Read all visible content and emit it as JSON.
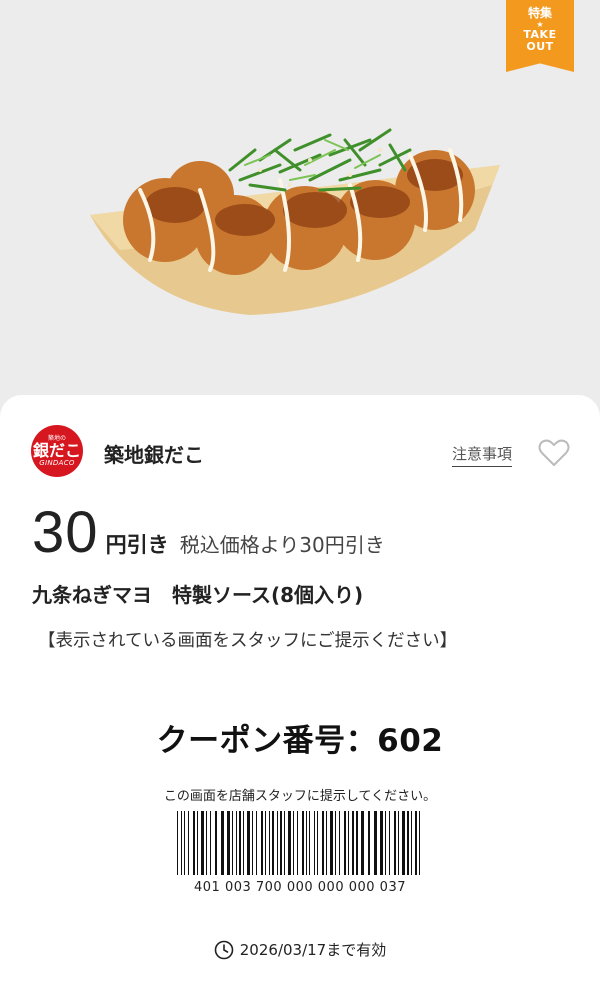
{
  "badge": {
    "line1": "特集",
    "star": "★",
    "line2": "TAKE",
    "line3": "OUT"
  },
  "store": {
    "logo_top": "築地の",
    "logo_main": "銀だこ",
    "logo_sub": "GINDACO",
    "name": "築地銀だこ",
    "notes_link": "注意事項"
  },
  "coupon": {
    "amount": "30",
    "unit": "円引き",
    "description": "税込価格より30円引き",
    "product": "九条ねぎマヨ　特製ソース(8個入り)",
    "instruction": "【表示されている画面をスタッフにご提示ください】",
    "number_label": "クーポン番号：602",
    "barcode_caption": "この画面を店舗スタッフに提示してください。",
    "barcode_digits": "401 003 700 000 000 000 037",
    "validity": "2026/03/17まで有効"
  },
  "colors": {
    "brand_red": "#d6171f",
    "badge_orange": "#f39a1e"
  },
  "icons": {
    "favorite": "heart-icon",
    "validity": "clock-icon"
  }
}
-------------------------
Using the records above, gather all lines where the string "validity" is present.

*Solution below*:
    "validity": "2026/03/17まで有効"
    "validity": "clock-icon"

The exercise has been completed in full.